One thing though: feminism and the whole (false) mind / body binarism has captured my interest of late, and Denham’s back cover made me think of it again. As dancers, our bodies are all important, and in a way, I guess we are our bodies. But we are also obviously intellectual beings. It’s just upsetting when someone — a man, doesn’t want to accept that, who thinks that because you’re a dancer he can treat you a certain way, disrespect you, say certain things, look at you a certain way — all things that can even be a bit threatening. I’m a lawyer, I’m not used to this. And it’s definitely not all men — definitely not even most; most men are totally cool; it’s just some who ruin it. Do a lot of female dancers get this treatment? What about “sexy” female writers like Denham? Or Candace Bushnell? Ann Liv Young said she got some suggestions about ways she could make her piece “sexier” by men who didn’t understand her work; she just rolled her eyes inwardly and thanked them. Very Dorothy Parker. I love her. Someone asked for Santoro’s phone number, I think she said as well. I wonder how Santoro reacted.
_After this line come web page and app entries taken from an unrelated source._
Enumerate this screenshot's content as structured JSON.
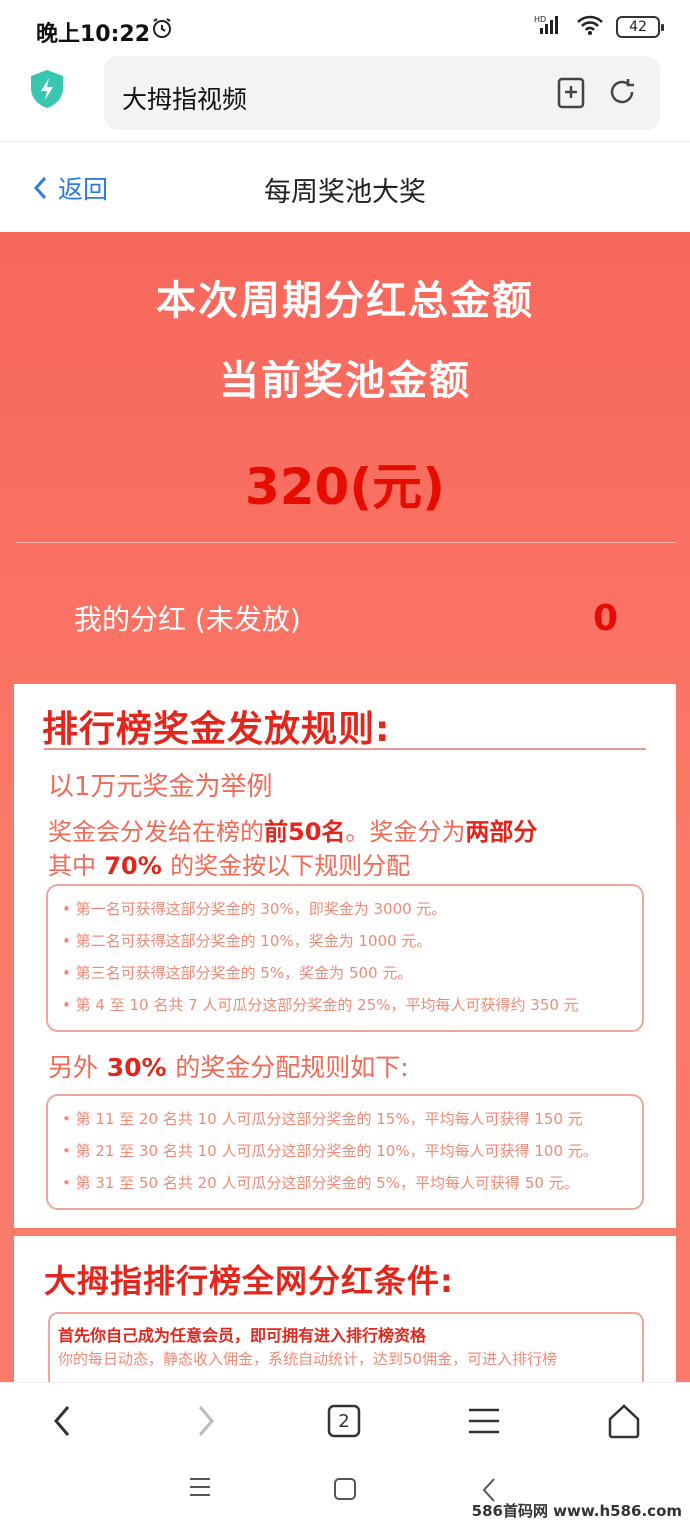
{
  "status": {
    "time": "晚上10:22",
    "battery": "42",
    "network": "HD"
  },
  "browser": {
    "url_title": "大拇指视频"
  },
  "header": {
    "back_label": "返回",
    "title": "每周奖池大奖"
  },
  "hero": {
    "line1": "本次周期分红总金额",
    "line2": "当前奖池金额",
    "amount": "320(元)",
    "my_dividend_label": "我的分红 (未发放)",
    "my_dividend_value": "0"
  },
  "rules": {
    "title": "排行榜奖金发放规则:",
    "example": "以1万元奖金为举例",
    "line2_a": "奖金会分发给在榜的",
    "line2_b": "前50名",
    "line2_c": "。奖金分为",
    "line2_d": "两部分",
    "line3_a": "其中",
    "line3_b": " 70% ",
    "line3_c": "的奖金按以下规则分配",
    "part1": [
      "• 第一名可获得这部分奖金的 30%，即奖金为 3000 元。",
      "• 第二名可获得这部分奖金的 10%，奖金为 1000 元。",
      "• 第三名可获得这部分奖金的 5%，奖金为 500 元。",
      "• 第 4 至 10 名共 7 人可瓜分这部分奖金的 25%，平均每人可获得约 350 元"
    ],
    "other_a": "另外",
    "other_b": " 30% ",
    "other_c": "的奖金分配规则如下:",
    "part2": [
      "• 第 11 至 20 名共 10 人可瓜分这部分奖金的 15%，平均每人可获得 150 元",
      "• 第 21 至 30 名共 10 人可瓜分这部分奖金的 10%，平均每人可获得 100 元。",
      "• 第 31 至 50 名共 20 人可瓜分这部分奖金的 5%，平均每人可获得 50 元。"
    ]
  },
  "conditions": {
    "title": "大拇指排行榜全网分红条件:",
    "line1": "首先你自己成为任意会员，即可拥有进入排行榜资格",
    "line2": "你的每日动态，静态收入佣金，系统自动统计，达到50佣金，可进入排行榜"
  },
  "bottom_nav": {
    "tabs_count": "2"
  },
  "watermark": "586首码网 www.h586.com",
  "colors": {
    "accent_red": "#e3261c",
    "hero_bg": "#f7675c",
    "link_blue": "#2c7be5"
  }
}
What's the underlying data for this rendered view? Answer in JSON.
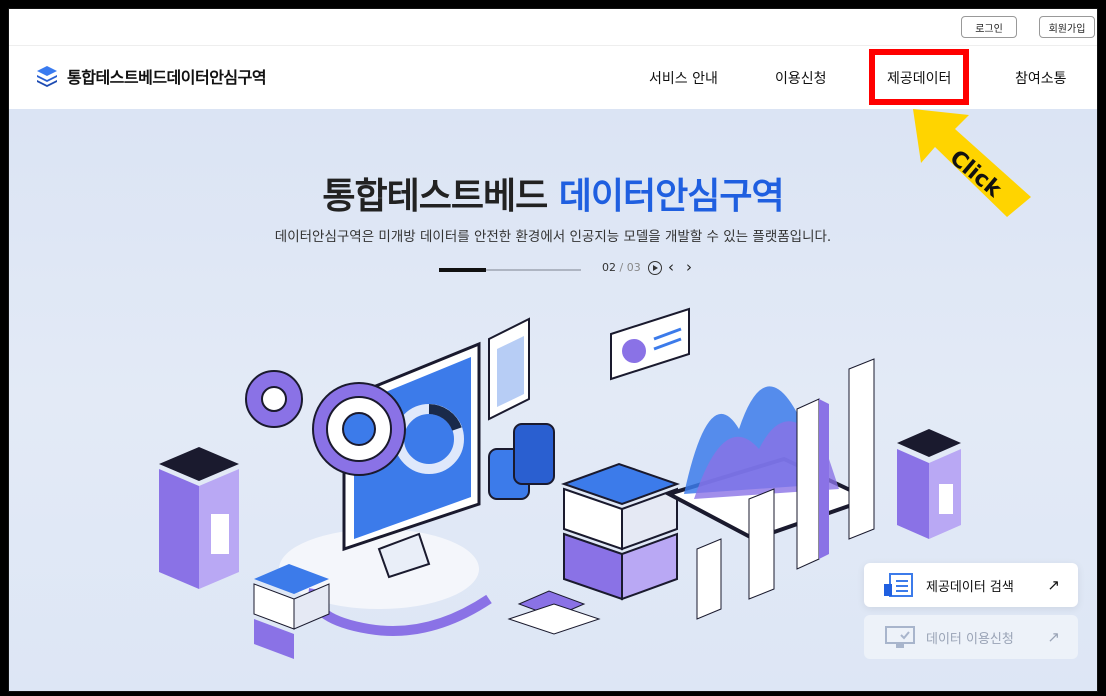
{
  "topbar": {
    "login": "로그인",
    "signup": "회원가입"
  },
  "logo": {
    "prefix": "통합테스트베드",
    "suffix": "데이터안심구역"
  },
  "nav": {
    "items": [
      "서비스 안내",
      "이용신청",
      "제공데이터",
      "참여소통"
    ]
  },
  "hero": {
    "title_main": "통합테스트베드",
    "title_accent": "데이터안심구역",
    "subtitle": "데이터안심구역은 미개방 데이터를 안전한 환경에서 인공지능 모델을 개발할 수 있는 플랫폼입니다.",
    "pager": {
      "current": "02",
      "separator": "/",
      "total": "03"
    },
    "slide_progress": 0.33
  },
  "cards": [
    {
      "label": "제공데이터 검색",
      "arrow": "↗",
      "icon": "document-list-icon"
    },
    {
      "label": "데이터 이용신청",
      "arrow": "↗",
      "icon": "monitor-check-icon"
    }
  ],
  "annotation": {
    "click_label": "Click"
  },
  "colors": {
    "accent": "#1f5fe0",
    "highlight": "#ff0000",
    "badge": "#ffd400"
  }
}
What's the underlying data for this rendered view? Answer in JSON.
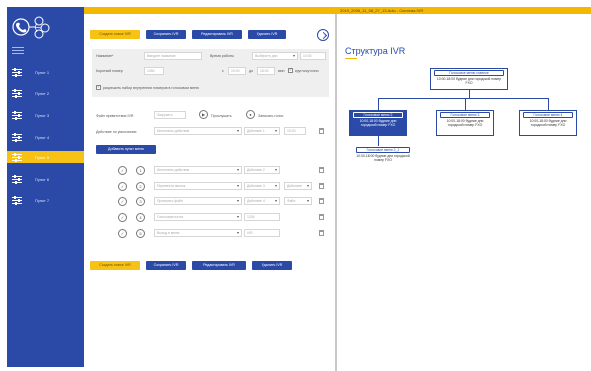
{
  "window_title": "2019_2008_11_08_27_13.Auto - Система IVR",
  "sidebar": {
    "items": [
      {
        "label": "Пункт 1",
        "active": false
      },
      {
        "label": "Пункт 2",
        "active": false
      },
      {
        "label": "Пункт 3",
        "active": false
      },
      {
        "label": "Пункт 4",
        "active": false
      },
      {
        "label": "Пункт 5",
        "active": true
      },
      {
        "label": "Пункт 6",
        "active": false
      },
      {
        "label": "Пункт 7",
        "active": false
      }
    ]
  },
  "toolbar": {
    "create": "Создать новое IVR",
    "save": "Сохранить IVR",
    "edit": "Редактировать IVR",
    "delete": "Удалить IVR"
  },
  "form": {
    "name_label": "Название*",
    "name_placeholder": "Введите название",
    "worktime_label": "Время работы",
    "worktime_value": "Выберите дни",
    "worktime_extra": "10:00",
    "short_number_label": "Короткий номер",
    "short_number_value": "1050",
    "from": "с",
    "time_from": "10:00",
    "to": "до",
    "time_to": "18:00",
    "tz_label": "мин",
    "holiday_label": "круглосуточно",
    "allow_label": "разрешить набор внутренних номеров в голосовом меню"
  },
  "greeting": {
    "label": "Файл приветствия IVR",
    "choose": "Загрузить",
    "listen": "Прослушать",
    "record": "Записать голос"
  },
  "default_action": {
    "label": "Действие по умолчанию",
    "select": "Исполнить действие",
    "target": "Действие 1",
    "extra": "10:00"
  },
  "add_item_button": "Добавить пункт меню",
  "menu_rows": [
    {
      "digit": "1",
      "action": "Исполнить действие",
      "target": "Действие 2",
      "extra": ""
    },
    {
      "digit": "2",
      "action": "Перевести звонок",
      "target": "Действие 3",
      "extra": "Действие"
    },
    {
      "digit": "3",
      "action": "Проиграть файл",
      "target": "Действие 4",
      "extra": "Файл"
    },
    {
      "digit": "4",
      "action": "Голосовая почта",
      "target": "1234",
      "extra": ""
    },
    {
      "digit": "5",
      "action": "Выход в меню",
      "target": "IVR",
      "extra": ""
    }
  ],
  "tree": {
    "title": "Структура IVR",
    "root": {
      "name": "Голосовое меню главное",
      "text": "10:00-18:00 будние дни городской номер FXO"
    },
    "children": [
      {
        "name": "Голосовое меню 2",
        "text": "10:00-18:00 будние дни городской номер FXO",
        "active": true
      },
      {
        "name": "Голосовое меню 3",
        "text": "10:00-18:00 будние дни городской номер FXO",
        "active": false
      },
      {
        "name": "Голосовое меню 4",
        "text": "10:00-18:00 будние дни городской номер FXO",
        "active": false
      }
    ],
    "grandchild": {
      "name": "Голосовое меню 2_1",
      "text": "10:00-18:00 будние дни городской номер FXO"
    }
  }
}
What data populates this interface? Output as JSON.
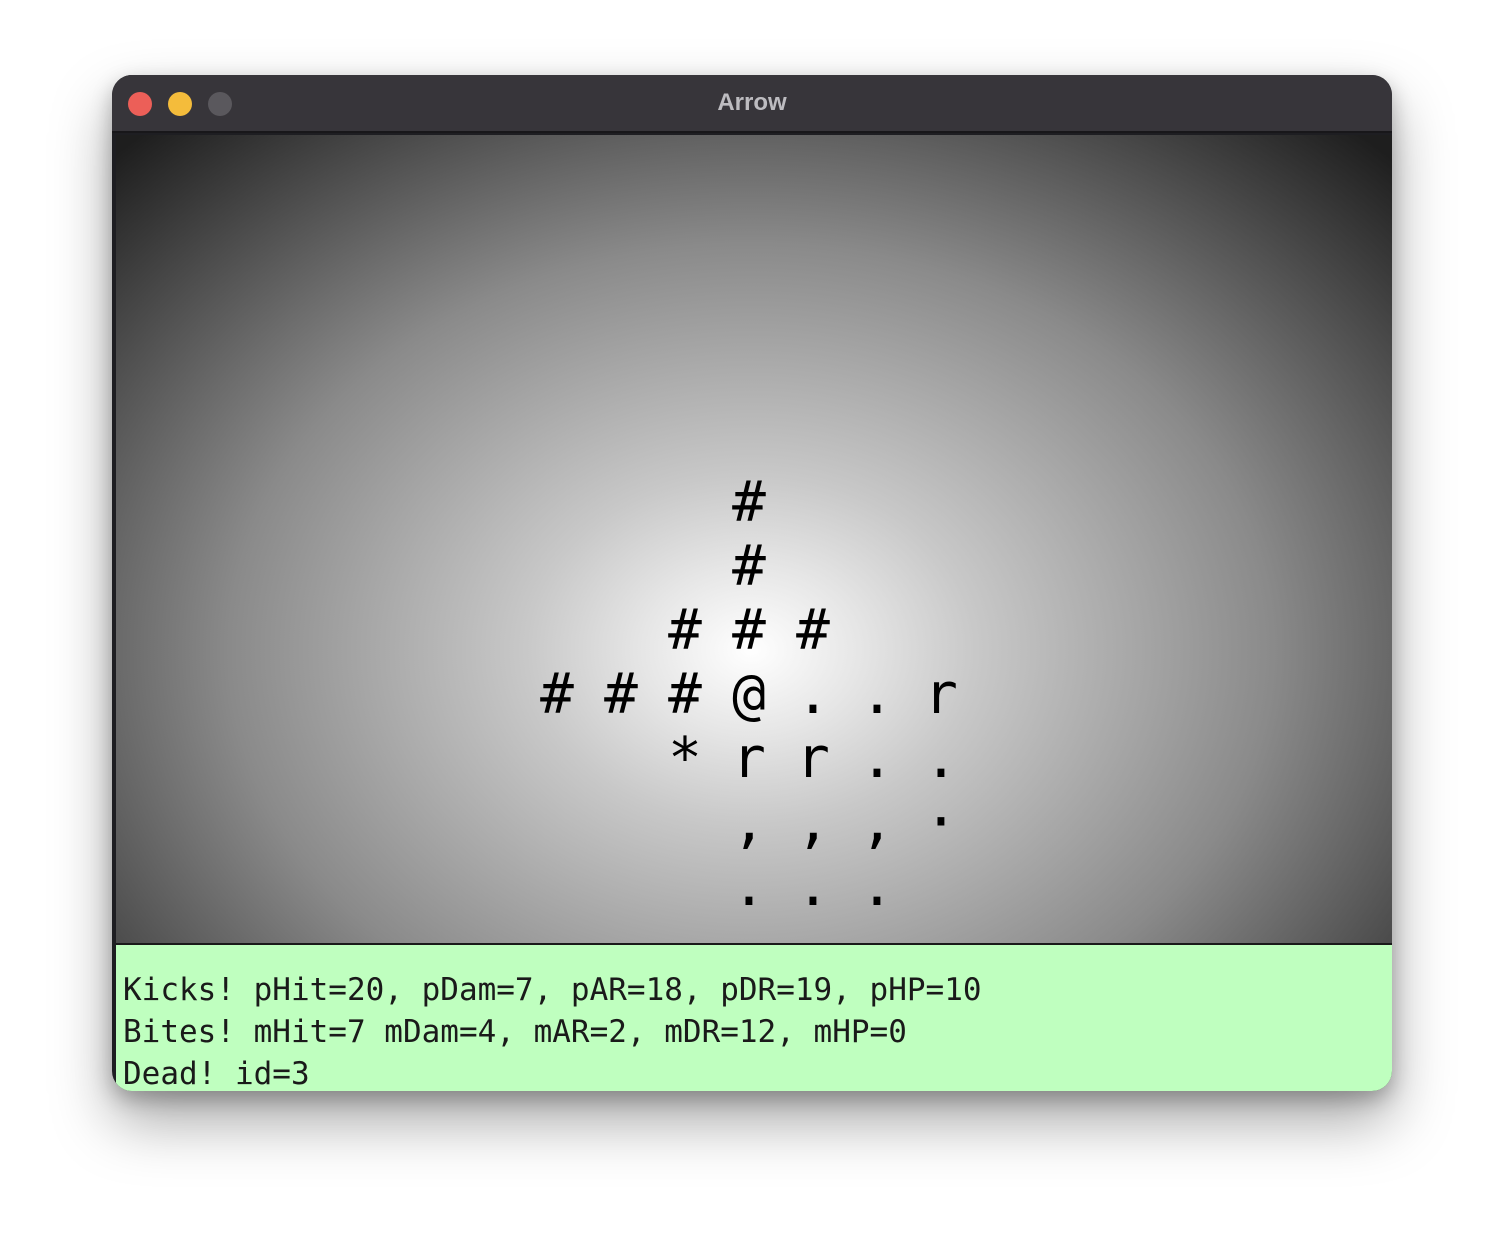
{
  "window": {
    "title": "Arrow"
  },
  "colors": {
    "log_background": "#bfffbf",
    "titlebar": "#37353a",
    "close": "#ec5f58",
    "minimize": "#f4bc3b",
    "maximize": "#5a585d"
  },
  "map": {
    "rows": [
      [
        "",
        "",
        "",
        "#",
        "",
        "",
        ""
      ],
      [
        "",
        "",
        "",
        "#",
        "",
        "",
        ""
      ],
      [
        "",
        "",
        "#",
        "#",
        "#",
        "",
        ""
      ],
      [
        "#",
        "#",
        "#",
        "@",
        ".",
        ".",
        "r"
      ],
      [
        "",
        "",
        "*",
        "r",
        "r",
        ".",
        "."
      ],
      [
        "",
        "",
        "",
        ",",
        ",",
        ",",
        "·"
      ],
      [
        "",
        "",
        "",
        ".",
        ".",
        ".",
        ""
      ]
    ]
  },
  "log": {
    "lines": [
      "Kicks! pHit=20, pDam=7, pAR=18, pDR=19, pHP=10",
      "Bites! mHit=7 mDam=4, mAR=2, mDR=12, mHP=0",
      "Dead! id=3"
    ]
  }
}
Anyway, on a more positive thought, regarding feminism: there are some really cool things going on in the city this weekend. There’s a “Global Feminisms” exhibit at the Brooklyn Museum on feminist art, and “Indwelling” — a combination of photography exhibits on women’s bodies by female artists, screenings of shorts films such as the movie “A Girl Like Me” which I saw at TriBeCa film festival and blogged about earlier — awesome awesome AWESOME short film by a high-schooler about young African-American girls’ self-perceptions — and some play readings such as The Vagina Monologues. The theme is women’s body images, and it celebrates the 25th Anniversary of the Women’s Therapy Centre Institute and takes place at Cooper Union’s Great Hall. Sounds excellent.